[[ Records for this task open ]]

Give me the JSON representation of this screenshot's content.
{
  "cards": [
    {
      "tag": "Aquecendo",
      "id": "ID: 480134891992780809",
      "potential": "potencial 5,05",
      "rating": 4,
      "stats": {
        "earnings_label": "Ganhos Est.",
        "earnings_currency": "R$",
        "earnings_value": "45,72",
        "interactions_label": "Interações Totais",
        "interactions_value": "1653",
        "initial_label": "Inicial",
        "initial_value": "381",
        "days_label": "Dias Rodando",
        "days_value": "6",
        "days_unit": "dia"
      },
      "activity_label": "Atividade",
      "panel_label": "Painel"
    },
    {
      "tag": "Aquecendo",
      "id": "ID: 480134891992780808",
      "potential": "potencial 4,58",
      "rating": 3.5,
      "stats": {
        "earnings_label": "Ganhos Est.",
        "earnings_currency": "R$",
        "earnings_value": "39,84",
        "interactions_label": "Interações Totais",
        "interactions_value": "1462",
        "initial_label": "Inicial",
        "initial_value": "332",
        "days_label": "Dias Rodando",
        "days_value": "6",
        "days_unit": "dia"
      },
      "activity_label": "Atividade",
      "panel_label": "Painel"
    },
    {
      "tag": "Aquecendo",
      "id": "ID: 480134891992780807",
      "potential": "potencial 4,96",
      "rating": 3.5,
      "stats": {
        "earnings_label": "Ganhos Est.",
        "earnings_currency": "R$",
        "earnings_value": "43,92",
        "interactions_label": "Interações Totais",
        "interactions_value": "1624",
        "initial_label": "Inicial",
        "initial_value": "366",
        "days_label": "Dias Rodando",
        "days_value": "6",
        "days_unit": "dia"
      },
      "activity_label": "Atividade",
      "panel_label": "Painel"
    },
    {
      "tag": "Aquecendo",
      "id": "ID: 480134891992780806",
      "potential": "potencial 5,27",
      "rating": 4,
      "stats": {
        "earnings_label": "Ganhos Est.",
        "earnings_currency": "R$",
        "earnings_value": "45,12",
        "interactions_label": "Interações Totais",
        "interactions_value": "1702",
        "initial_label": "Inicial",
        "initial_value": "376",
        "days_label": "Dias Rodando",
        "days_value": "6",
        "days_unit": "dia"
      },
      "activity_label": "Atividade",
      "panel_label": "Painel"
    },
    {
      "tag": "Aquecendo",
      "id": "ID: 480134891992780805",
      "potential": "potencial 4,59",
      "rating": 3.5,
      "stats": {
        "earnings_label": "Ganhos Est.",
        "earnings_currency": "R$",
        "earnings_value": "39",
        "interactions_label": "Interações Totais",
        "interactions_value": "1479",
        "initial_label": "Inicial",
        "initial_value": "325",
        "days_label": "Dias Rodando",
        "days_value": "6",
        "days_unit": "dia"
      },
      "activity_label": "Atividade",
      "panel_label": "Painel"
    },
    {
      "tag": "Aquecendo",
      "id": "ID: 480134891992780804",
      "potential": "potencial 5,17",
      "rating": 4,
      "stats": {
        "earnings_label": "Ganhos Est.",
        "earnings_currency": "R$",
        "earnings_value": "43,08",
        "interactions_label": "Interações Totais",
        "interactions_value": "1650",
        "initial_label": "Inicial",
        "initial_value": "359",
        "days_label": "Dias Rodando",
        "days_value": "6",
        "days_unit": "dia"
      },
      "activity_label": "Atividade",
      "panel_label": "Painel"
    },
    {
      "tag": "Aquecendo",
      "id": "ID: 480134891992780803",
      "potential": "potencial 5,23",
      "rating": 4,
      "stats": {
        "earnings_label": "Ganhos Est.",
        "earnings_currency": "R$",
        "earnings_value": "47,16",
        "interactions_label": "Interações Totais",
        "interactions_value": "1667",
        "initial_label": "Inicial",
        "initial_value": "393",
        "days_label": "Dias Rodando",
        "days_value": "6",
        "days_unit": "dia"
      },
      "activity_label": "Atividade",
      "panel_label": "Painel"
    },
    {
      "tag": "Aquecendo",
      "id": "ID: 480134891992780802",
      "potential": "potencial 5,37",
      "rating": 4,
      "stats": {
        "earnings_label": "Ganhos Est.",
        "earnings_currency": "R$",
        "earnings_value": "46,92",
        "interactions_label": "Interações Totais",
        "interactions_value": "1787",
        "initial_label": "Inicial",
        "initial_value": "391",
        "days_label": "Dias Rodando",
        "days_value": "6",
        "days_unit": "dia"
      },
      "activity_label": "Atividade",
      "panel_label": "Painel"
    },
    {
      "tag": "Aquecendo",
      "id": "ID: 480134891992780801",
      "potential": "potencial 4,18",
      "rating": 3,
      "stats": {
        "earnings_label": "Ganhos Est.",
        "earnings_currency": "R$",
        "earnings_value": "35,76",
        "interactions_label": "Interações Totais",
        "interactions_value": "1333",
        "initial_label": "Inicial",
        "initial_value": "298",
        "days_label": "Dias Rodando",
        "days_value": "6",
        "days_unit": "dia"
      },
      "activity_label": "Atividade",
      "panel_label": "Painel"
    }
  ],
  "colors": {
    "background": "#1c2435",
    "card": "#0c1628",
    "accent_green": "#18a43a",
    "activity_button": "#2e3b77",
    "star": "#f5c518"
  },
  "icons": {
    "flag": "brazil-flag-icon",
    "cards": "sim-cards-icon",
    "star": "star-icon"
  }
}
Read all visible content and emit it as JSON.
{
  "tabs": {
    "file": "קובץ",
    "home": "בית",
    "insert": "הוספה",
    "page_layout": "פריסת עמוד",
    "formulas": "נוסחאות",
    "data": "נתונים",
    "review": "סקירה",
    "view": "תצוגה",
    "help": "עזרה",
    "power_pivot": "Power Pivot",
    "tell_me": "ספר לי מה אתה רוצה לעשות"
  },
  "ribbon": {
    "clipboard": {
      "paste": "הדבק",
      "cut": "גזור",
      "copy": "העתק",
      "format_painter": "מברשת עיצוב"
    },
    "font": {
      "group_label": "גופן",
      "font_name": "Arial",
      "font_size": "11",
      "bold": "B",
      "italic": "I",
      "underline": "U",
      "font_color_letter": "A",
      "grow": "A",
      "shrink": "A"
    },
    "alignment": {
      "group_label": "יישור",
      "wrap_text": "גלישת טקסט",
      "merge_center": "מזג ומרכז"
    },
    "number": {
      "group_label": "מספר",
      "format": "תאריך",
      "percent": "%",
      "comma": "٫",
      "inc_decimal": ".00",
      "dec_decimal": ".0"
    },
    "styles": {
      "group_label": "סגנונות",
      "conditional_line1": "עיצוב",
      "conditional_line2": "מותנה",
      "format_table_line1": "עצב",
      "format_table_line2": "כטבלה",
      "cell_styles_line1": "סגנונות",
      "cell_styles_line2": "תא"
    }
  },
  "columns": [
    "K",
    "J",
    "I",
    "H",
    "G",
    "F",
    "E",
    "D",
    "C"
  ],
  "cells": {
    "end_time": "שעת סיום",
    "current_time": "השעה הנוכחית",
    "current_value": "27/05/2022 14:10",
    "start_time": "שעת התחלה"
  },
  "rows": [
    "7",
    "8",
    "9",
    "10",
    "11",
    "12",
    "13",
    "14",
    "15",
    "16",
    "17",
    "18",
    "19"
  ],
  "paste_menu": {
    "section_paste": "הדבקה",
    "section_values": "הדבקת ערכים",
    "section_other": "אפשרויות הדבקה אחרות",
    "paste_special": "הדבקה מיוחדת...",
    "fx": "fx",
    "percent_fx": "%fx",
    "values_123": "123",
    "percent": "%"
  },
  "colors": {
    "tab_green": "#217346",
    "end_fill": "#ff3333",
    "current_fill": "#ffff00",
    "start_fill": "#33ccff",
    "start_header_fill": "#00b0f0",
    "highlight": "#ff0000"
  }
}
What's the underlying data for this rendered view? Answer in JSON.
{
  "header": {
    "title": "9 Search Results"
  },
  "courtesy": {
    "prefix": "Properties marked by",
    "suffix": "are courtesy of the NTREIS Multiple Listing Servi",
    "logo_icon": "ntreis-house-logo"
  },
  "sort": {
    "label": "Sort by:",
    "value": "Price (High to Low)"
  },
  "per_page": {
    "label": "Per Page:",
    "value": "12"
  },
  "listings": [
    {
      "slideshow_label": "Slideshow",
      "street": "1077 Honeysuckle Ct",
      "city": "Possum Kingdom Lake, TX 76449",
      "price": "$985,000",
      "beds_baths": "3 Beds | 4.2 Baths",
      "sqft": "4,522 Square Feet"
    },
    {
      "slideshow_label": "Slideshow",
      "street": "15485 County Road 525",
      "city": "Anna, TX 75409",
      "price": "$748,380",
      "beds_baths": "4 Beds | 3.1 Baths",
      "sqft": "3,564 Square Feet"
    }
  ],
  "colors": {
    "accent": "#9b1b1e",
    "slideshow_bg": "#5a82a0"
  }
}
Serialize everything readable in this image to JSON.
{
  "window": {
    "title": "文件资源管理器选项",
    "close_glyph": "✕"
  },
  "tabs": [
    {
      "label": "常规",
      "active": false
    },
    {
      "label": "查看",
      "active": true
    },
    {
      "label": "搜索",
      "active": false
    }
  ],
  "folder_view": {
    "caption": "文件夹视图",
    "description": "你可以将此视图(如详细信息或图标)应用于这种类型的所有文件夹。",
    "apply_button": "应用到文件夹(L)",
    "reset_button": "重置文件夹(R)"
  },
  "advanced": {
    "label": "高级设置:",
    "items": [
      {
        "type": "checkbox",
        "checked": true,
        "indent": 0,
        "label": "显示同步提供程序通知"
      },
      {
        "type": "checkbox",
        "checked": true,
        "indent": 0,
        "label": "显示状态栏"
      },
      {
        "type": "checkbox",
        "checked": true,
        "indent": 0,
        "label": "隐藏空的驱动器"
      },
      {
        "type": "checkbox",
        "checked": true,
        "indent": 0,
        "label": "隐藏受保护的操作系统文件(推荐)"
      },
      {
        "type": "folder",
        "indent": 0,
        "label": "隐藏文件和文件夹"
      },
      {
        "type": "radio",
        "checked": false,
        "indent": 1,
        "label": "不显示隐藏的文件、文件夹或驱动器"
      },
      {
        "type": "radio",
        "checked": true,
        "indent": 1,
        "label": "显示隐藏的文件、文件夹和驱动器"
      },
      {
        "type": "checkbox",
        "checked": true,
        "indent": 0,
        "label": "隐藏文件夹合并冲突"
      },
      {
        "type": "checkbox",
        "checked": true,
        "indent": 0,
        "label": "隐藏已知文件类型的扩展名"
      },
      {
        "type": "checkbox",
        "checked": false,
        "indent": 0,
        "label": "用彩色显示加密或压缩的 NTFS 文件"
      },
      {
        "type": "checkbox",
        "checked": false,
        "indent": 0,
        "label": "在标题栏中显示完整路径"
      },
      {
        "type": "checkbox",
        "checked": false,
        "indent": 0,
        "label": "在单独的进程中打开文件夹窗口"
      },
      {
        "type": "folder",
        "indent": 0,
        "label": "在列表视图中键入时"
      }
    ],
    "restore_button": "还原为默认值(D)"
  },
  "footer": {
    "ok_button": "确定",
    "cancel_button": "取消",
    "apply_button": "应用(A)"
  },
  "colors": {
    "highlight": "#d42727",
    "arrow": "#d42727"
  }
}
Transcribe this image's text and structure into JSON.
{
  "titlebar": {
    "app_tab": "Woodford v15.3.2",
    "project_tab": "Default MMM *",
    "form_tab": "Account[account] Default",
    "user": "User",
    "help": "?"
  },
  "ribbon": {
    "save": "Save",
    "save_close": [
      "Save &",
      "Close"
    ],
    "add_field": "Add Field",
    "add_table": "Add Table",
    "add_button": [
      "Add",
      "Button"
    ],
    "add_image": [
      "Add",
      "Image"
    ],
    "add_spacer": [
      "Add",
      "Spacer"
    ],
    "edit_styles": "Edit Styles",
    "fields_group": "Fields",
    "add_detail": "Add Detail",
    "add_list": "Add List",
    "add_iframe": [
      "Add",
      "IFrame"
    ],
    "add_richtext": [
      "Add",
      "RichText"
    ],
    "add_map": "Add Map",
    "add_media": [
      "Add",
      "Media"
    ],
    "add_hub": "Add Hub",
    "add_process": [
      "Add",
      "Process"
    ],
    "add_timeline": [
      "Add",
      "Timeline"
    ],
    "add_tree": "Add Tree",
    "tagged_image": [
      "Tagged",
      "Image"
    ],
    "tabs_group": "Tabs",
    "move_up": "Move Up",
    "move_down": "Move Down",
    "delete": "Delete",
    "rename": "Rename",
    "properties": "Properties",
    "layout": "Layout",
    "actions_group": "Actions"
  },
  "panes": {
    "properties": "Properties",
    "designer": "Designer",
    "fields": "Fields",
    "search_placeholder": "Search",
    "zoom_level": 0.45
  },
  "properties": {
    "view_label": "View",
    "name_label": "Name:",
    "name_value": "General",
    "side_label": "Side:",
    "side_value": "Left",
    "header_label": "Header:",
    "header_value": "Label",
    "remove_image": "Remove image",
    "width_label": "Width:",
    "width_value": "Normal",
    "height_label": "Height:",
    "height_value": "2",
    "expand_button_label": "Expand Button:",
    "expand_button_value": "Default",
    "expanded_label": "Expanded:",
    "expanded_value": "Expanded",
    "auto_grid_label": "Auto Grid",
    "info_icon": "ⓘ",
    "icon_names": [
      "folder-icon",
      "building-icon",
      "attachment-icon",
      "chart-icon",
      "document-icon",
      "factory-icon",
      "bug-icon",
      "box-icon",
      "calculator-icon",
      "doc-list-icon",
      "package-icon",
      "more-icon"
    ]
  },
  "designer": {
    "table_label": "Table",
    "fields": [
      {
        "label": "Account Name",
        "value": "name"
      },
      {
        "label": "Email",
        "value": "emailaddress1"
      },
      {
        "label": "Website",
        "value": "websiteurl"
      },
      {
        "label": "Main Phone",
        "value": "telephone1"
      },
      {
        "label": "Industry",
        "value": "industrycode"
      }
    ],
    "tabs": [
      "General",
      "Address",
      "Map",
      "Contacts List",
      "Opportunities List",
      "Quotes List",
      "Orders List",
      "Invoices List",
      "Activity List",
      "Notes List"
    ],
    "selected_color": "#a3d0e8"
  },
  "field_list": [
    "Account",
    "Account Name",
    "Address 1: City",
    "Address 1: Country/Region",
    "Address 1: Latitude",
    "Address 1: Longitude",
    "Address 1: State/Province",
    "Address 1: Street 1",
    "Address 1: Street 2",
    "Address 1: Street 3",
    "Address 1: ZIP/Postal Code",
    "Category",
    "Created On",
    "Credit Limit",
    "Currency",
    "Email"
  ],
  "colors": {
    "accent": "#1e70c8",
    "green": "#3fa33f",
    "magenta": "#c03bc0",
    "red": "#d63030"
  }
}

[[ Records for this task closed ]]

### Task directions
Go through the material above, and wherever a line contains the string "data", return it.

### Result
    "data": "נתונים",
What's the underlying data for this rendered view? Answer in JSON.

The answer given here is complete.